I’ve always wondered why sparkling red is viewed with disdain by some Australian wine writers. It seems curious to attack a style that is very much our own, works well with our climate and tastes superb. Odd, and unexplainable. Hunter Semillon similarly receives underwhelming support, as witnessed by how little top Sem gets drunk at wine show dinners (just Burgundy, thanks).
The Primo Estate Joseph Sparkling Red is the genre of red fizz that we should be celebrating, too. It’s a master stock of a wine, that couples the punch and power of young McLaren Vale Cabernet, Merlot and Shiraz with a treasure-trove solera of old Aussie wine things.
That solera alone – which famously includes much epic Australian ‘port’ and a pallet worth of old Grange – could qualify for National Wine Treasure status. You could place it up there with James Halliday’s eyebrows and Peter Gago’s love of ridiculous adjectives (read the official Penfolds tasting notes for those gems).
This Primo Estate Joseph Sparkling Red 2016 (disgorged mid last year) is a joyful wine, too. A wine of joy, to be drunk with or without Christmas ham (it’s bloody good ham wine).
I opened a bottle of this on Christmas Day – because that’s what I do on the 25th December – and from the first frothy maroon splash everyone was hooked, again. That decadent, powerful, hedonistic McLaren Vale choc plum swagger from the recent vintage components, tempered with a bonbon worth of extra bits. Think licorice, fruit cake, that smell of brickdust which all old South Australian reds all seem to have, roast beef and more. It’s a measured punch of rich Aussie red wine flavour, with sweetness yet not excess sugar, the fizz a softening touch before notable, ‘sparkling wine ain’t meant to have these’ tannins.

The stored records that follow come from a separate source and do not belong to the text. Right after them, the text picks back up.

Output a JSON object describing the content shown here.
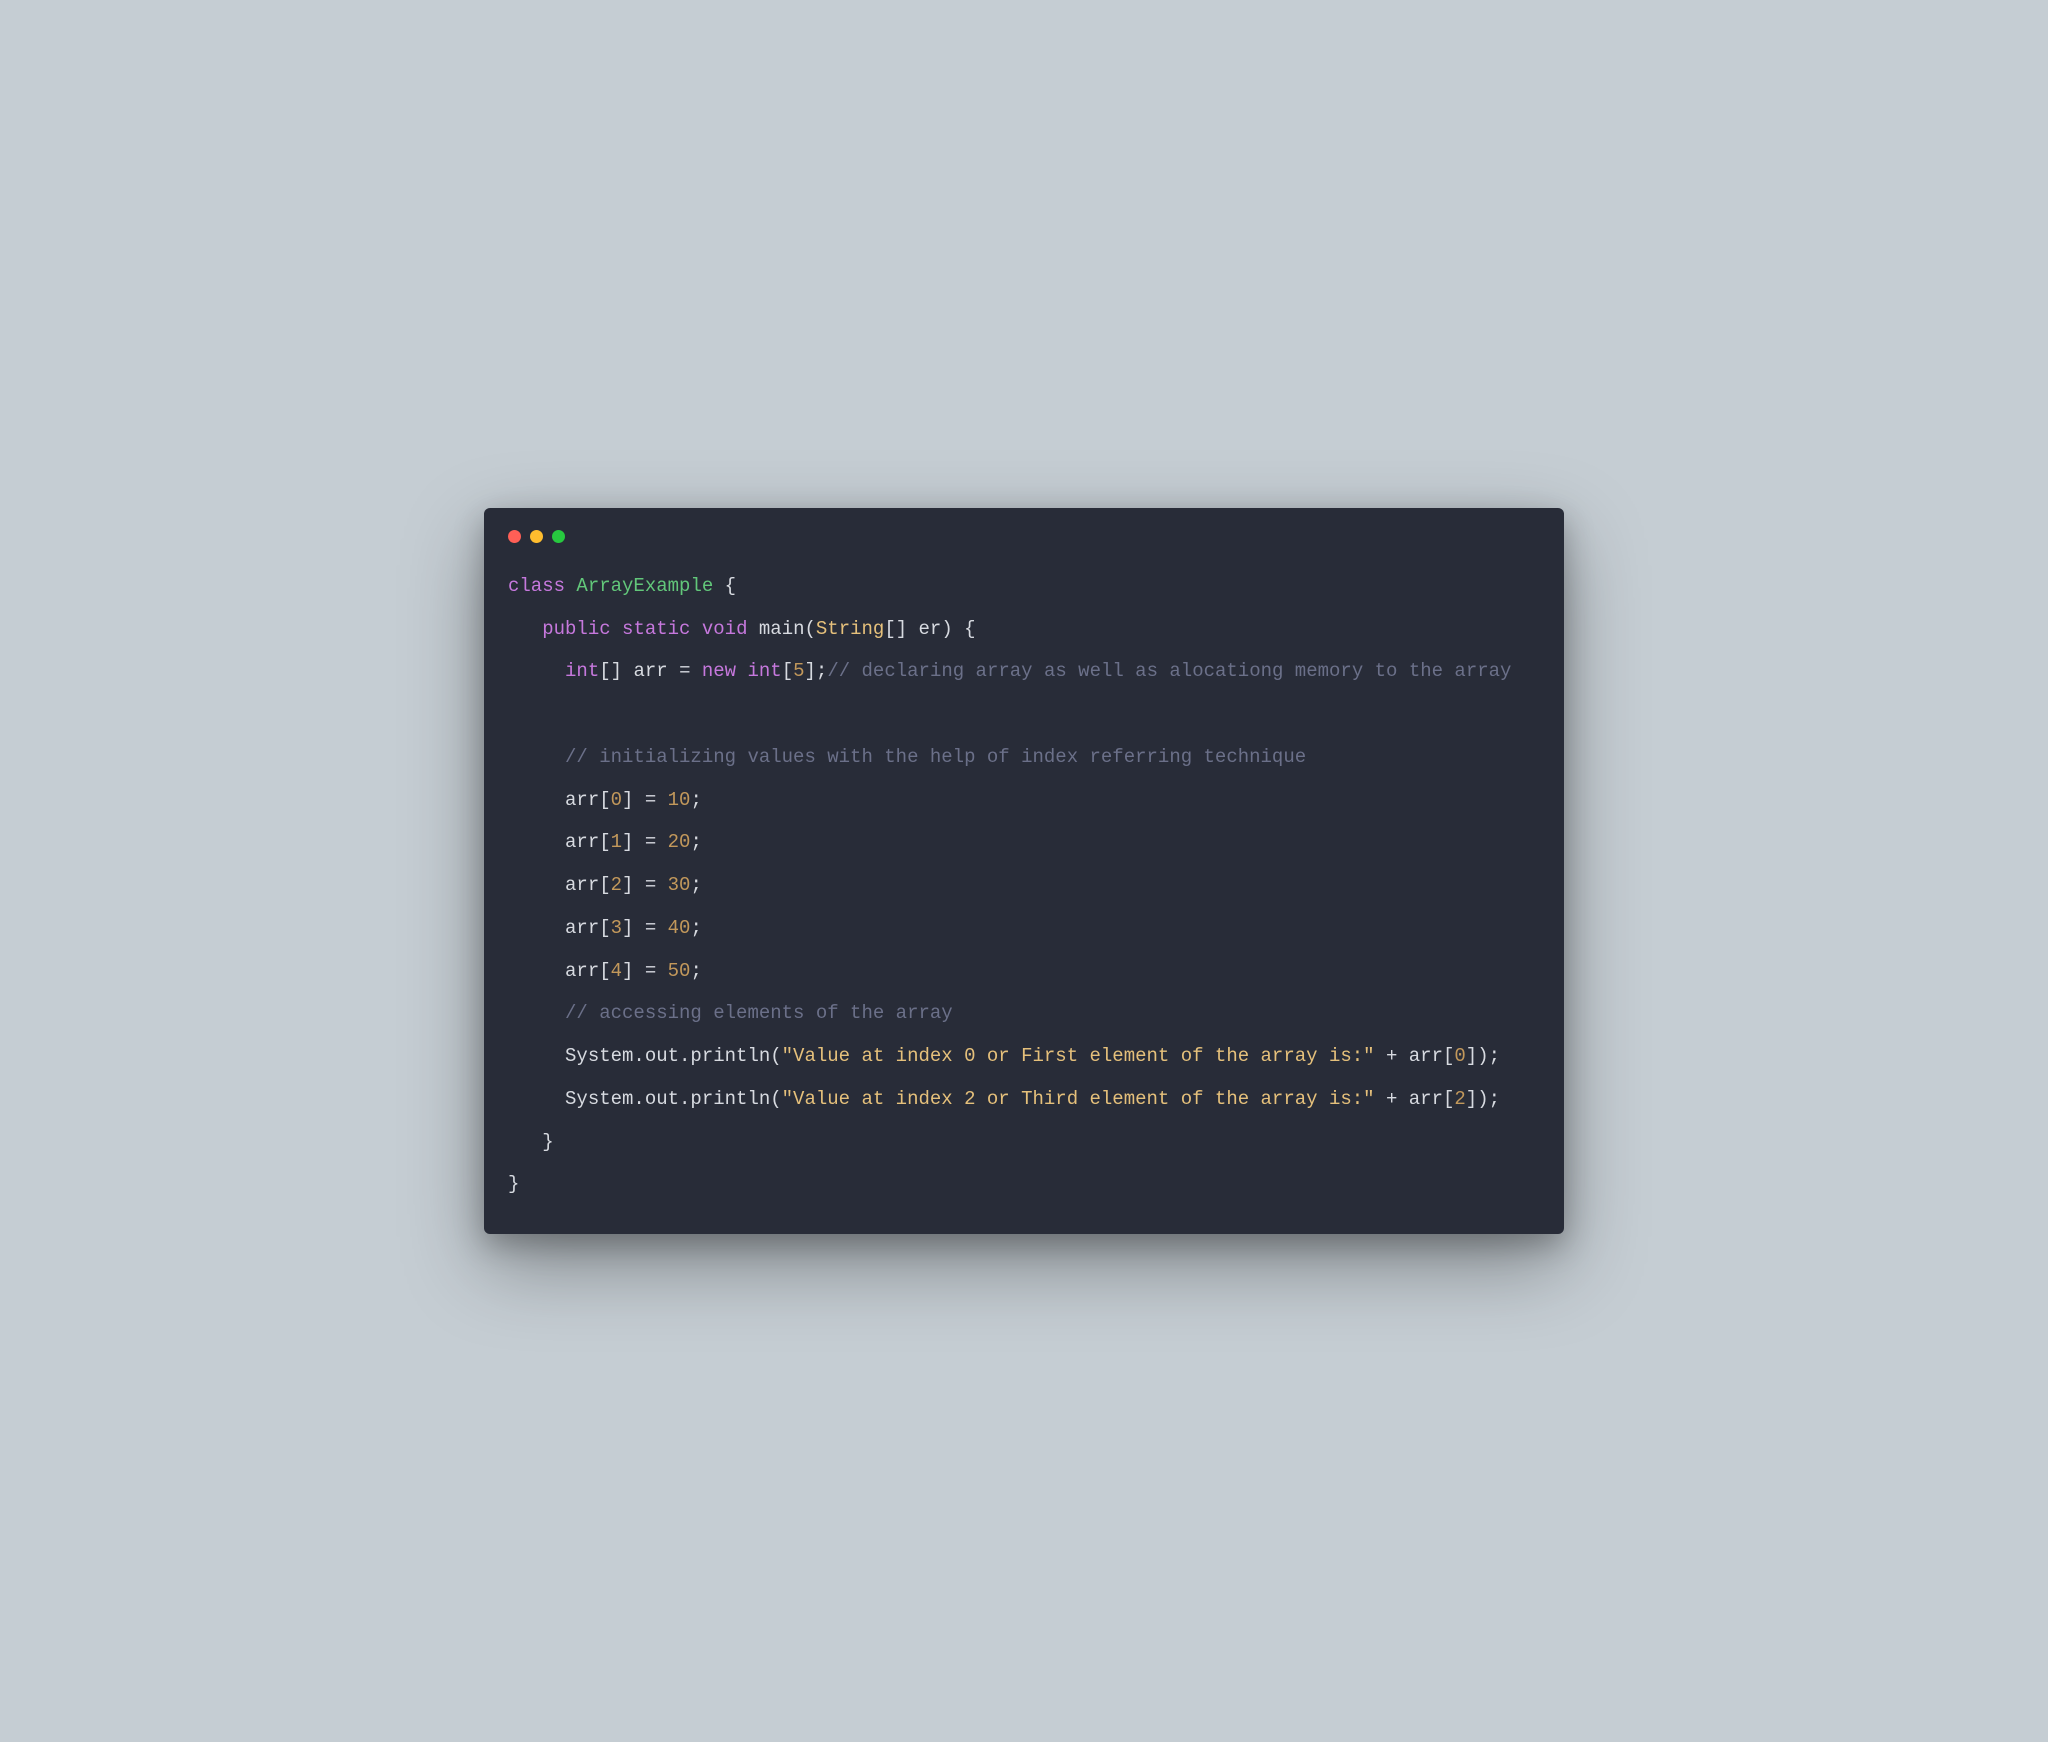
{
  "window": {
    "dots": {
      "red": "#ff5f56",
      "yellow": "#ffbd2e",
      "green": "#27c93f"
    }
  },
  "code": {
    "tokens": [
      {
        "t": "class ",
        "c": "kw"
      },
      {
        "t": "ArrayExample",
        "c": "cls"
      },
      {
        "t": " {",
        "c": "punct"
      },
      {
        "t": "\n"
      },
      {
        "t": "   ",
        "c": ""
      },
      {
        "t": "public ",
        "c": "kw"
      },
      {
        "t": "static ",
        "c": "kw"
      },
      {
        "t": "void ",
        "c": "kw"
      },
      {
        "t": "main",
        "c": "id"
      },
      {
        "t": "(",
        "c": "paren"
      },
      {
        "t": "String",
        "c": "typebuiltin"
      },
      {
        "t": "[] er) {",
        "c": "punct"
      },
      {
        "t": "\n"
      },
      {
        "t": "     ",
        "c": ""
      },
      {
        "t": "int",
        "c": "kw"
      },
      {
        "t": "[] arr ",
        "c": "id"
      },
      {
        "t": "= ",
        "c": "op"
      },
      {
        "t": "new ",
        "c": "kw"
      },
      {
        "t": "int",
        "c": "kw"
      },
      {
        "t": "[",
        "c": "punct"
      },
      {
        "t": "5",
        "c": "num"
      },
      {
        "t": "];",
        "c": "punct"
      },
      {
        "t": "// declaring array as well as alocationg memory to the array",
        "c": "cmt"
      },
      {
        "t": "\n"
      },
      {
        "t": "\n"
      },
      {
        "t": "     ",
        "c": ""
      },
      {
        "t": "// initializing values with the help of index referring technique",
        "c": "cmt"
      },
      {
        "t": "\n"
      },
      {
        "t": "     arr[",
        "c": "id"
      },
      {
        "t": "0",
        "c": "num"
      },
      {
        "t": "] ",
        "c": "punct"
      },
      {
        "t": "= ",
        "c": "op"
      },
      {
        "t": "10",
        "c": "num"
      },
      {
        "t": ";",
        "c": "punct"
      },
      {
        "t": "\n"
      },
      {
        "t": "     arr[",
        "c": "id"
      },
      {
        "t": "1",
        "c": "num"
      },
      {
        "t": "] ",
        "c": "punct"
      },
      {
        "t": "= ",
        "c": "op"
      },
      {
        "t": "20",
        "c": "num"
      },
      {
        "t": ";",
        "c": "punct"
      },
      {
        "t": "\n"
      },
      {
        "t": "     arr[",
        "c": "id"
      },
      {
        "t": "2",
        "c": "num"
      },
      {
        "t": "] ",
        "c": "punct"
      },
      {
        "t": "= ",
        "c": "op"
      },
      {
        "t": "30",
        "c": "num"
      },
      {
        "t": ";",
        "c": "punct"
      },
      {
        "t": "\n"
      },
      {
        "t": "     arr[",
        "c": "id"
      },
      {
        "t": "3",
        "c": "num"
      },
      {
        "t": "] ",
        "c": "punct"
      },
      {
        "t": "= ",
        "c": "op"
      },
      {
        "t": "40",
        "c": "num"
      },
      {
        "t": ";",
        "c": "punct"
      },
      {
        "t": "\n"
      },
      {
        "t": "     arr[",
        "c": "id"
      },
      {
        "t": "4",
        "c": "num"
      },
      {
        "t": "] ",
        "c": "punct"
      },
      {
        "t": "= ",
        "c": "op"
      },
      {
        "t": "50",
        "c": "num"
      },
      {
        "t": ";",
        "c": "punct"
      },
      {
        "t": "\n"
      },
      {
        "t": "     ",
        "c": ""
      },
      {
        "t": "// accessing elements of the array",
        "c": "cmt"
      },
      {
        "t": "\n"
      },
      {
        "t": "     System.out.println(",
        "c": "id"
      },
      {
        "t": "\"Value at index 0 or First element of the array is:\"",
        "c": "str"
      },
      {
        "t": " + arr[",
        "c": "id"
      },
      {
        "t": "0",
        "c": "num"
      },
      {
        "t": "]);",
        "c": "punct"
      },
      {
        "t": "\n"
      },
      {
        "t": "     System.out.println(",
        "c": "id"
      },
      {
        "t": "\"Value at index 2 or Third element of the array is:\"",
        "c": "str"
      },
      {
        "t": " + arr[",
        "c": "id"
      },
      {
        "t": "2",
        "c": "num"
      },
      {
        "t": "]);",
        "c": "punct"
      },
      {
        "t": "\n"
      },
      {
        "t": "   }",
        "c": "punct"
      },
      {
        "t": "\n"
      },
      {
        "t": "}",
        "c": "punct"
      }
    ]
  }
}
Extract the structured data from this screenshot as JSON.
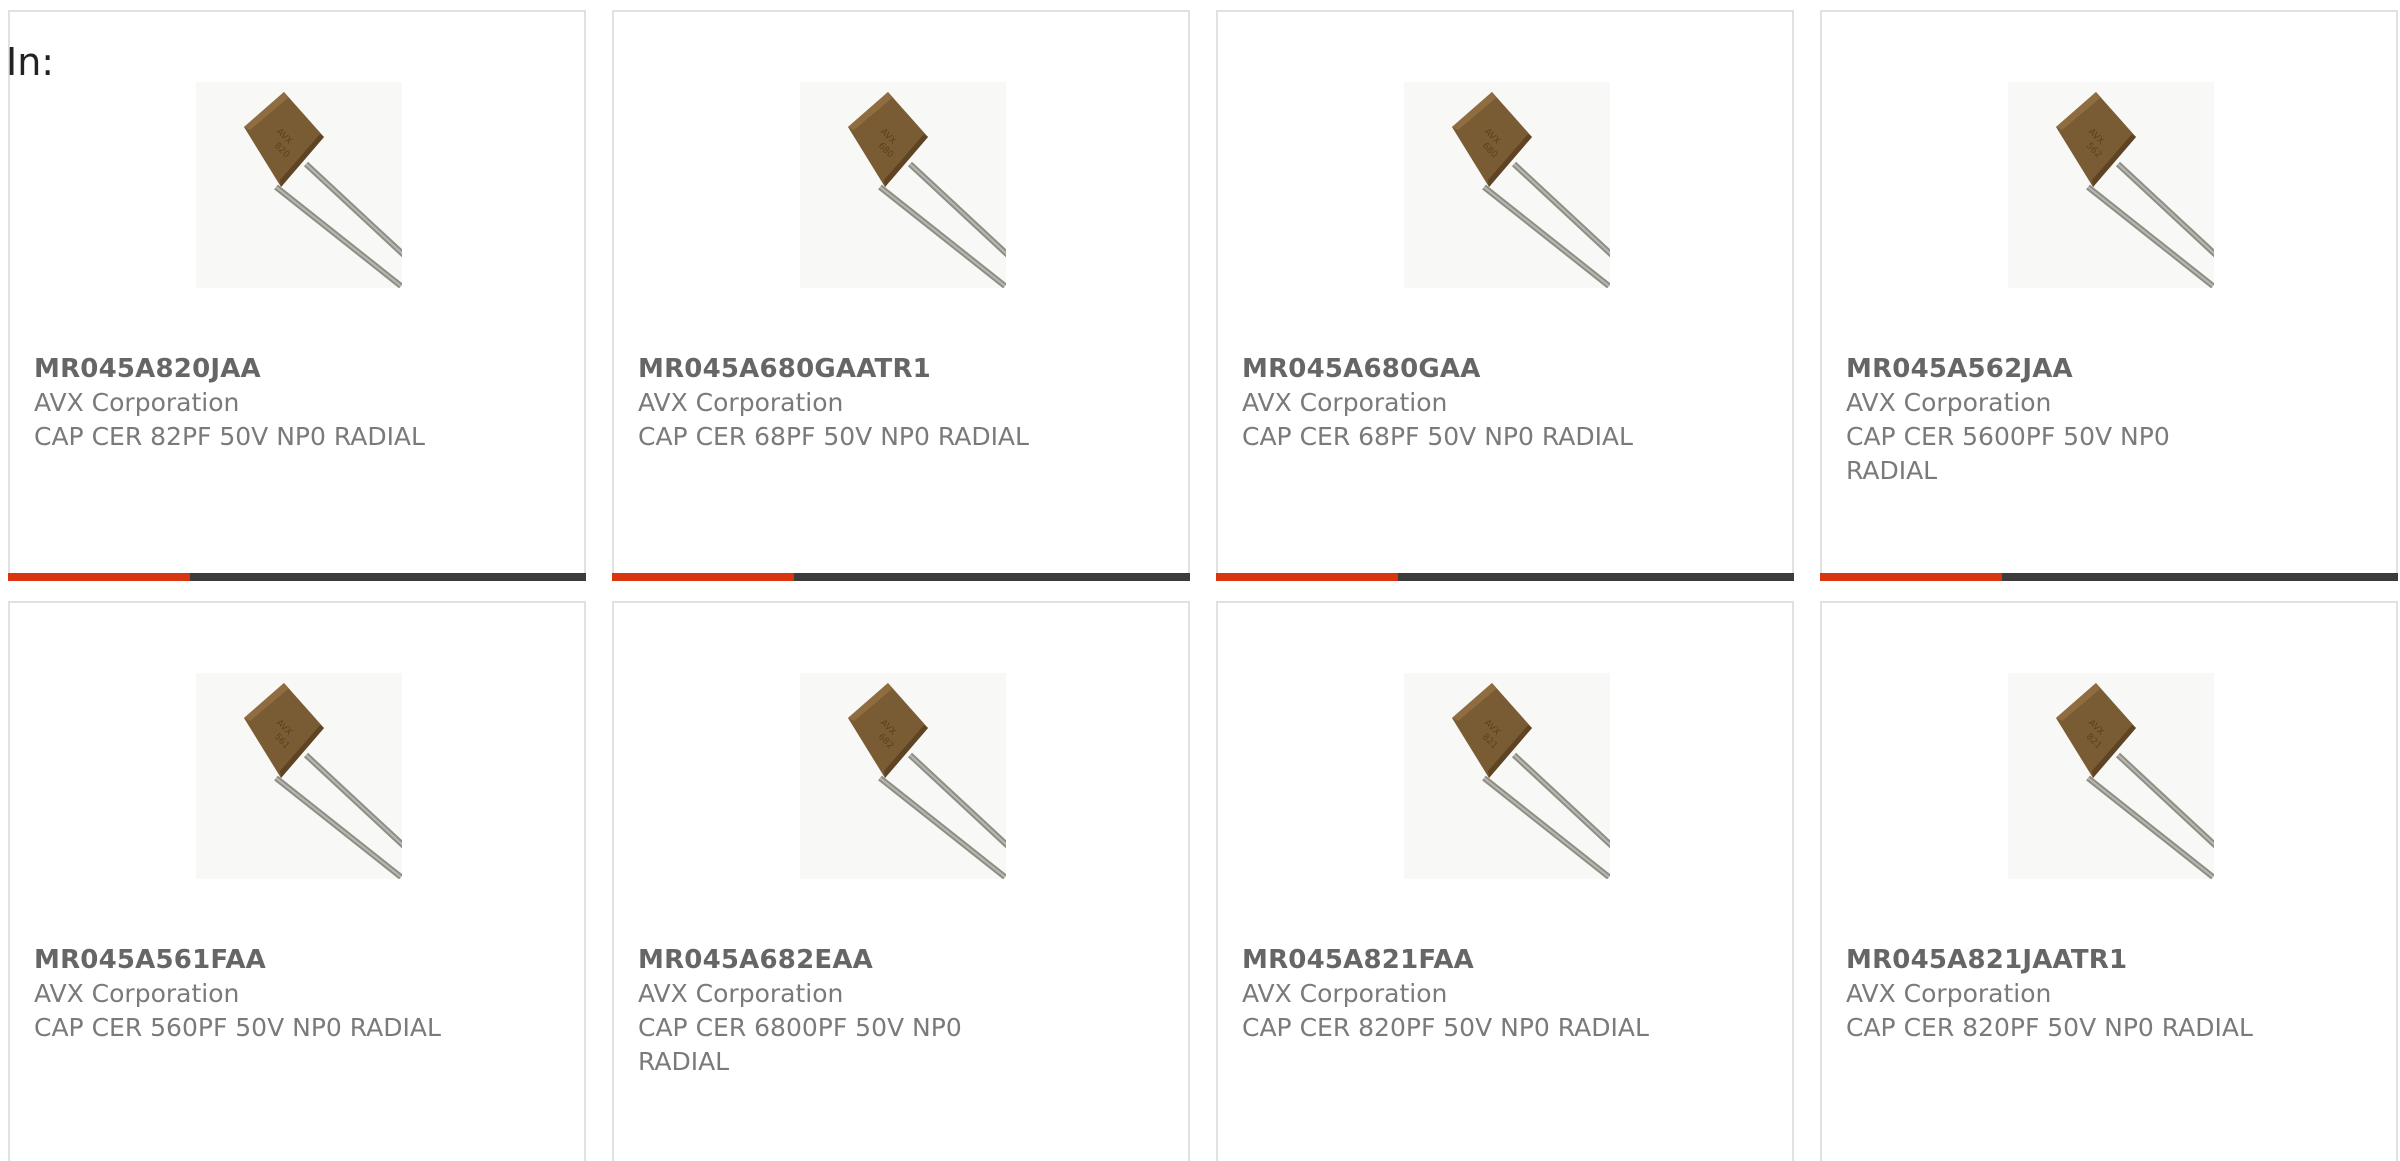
{
  "header": {
    "in_label": "In:"
  },
  "colors": {
    "accent": "#d9360f",
    "bar": "#3b3b3b",
    "border": "#e1e1e1",
    "text_bold": "#666666",
    "text": "#7a7a7a"
  },
  "products": [
    {
      "part_number": "MR045A820JAA",
      "manufacturer": "AVX Corporation",
      "description": "CAP CER 82PF 50V NP0 RADIAL",
      "image_icon": "radial-capacitor-icon",
      "show_bar": true
    },
    {
      "part_number": "MR045A680GAATR1",
      "manufacturer": "AVX Corporation",
      "description": "CAP CER 68PF 50V NP0 RADIAL",
      "image_icon": "radial-capacitor-icon",
      "show_bar": true
    },
    {
      "part_number": "MR045A680GAA",
      "manufacturer": "AVX Corporation",
      "description": "CAP CER 68PF 50V NP0 RADIAL",
      "image_icon": "radial-capacitor-icon",
      "show_bar": true
    },
    {
      "part_number": "MR045A562JAA",
      "manufacturer": "AVX Corporation",
      "description": "CAP CER 5600PF 50V NP0 RADIAL",
      "image_icon": "radial-capacitor-icon",
      "show_bar": true
    },
    {
      "part_number": "MR045A561FAA",
      "manufacturer": "AVX Corporation",
      "description": "CAP CER 560PF 50V NP0 RADIAL",
      "image_icon": "radial-capacitor-icon",
      "show_bar": false
    },
    {
      "part_number": "MR045A682EAA",
      "manufacturer": "AVX Corporation",
      "description": "CAP CER 6800PF 50V NP0 RADIAL",
      "image_icon": "radial-capacitor-icon",
      "show_bar": false
    },
    {
      "part_number": "MR045A821FAA",
      "manufacturer": "AVX Corporation",
      "description": "CAP CER 820PF 50V NP0 RADIAL",
      "image_icon": "radial-capacitor-icon",
      "show_bar": false
    },
    {
      "part_number": "MR045A821JAATR1",
      "manufacturer": "AVX Corporation",
      "description": "CAP CER 820PF 50V NP0 RADIAL",
      "image_icon": "radial-capacitor-icon",
      "show_bar": false
    }
  ]
}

To be honest I couldn’t tell you whether this is a particularly good disgorgement, just because I haven’t tasted a well-stored bad one (and I’ve had a few vintages). All I know is that this is delicious vino, with a great story and an unrivalled uniqueness. Heck it even comes in an awkward-yet-awesome massive phallic bottle too. Why aren’t wines like this put forward as our icons?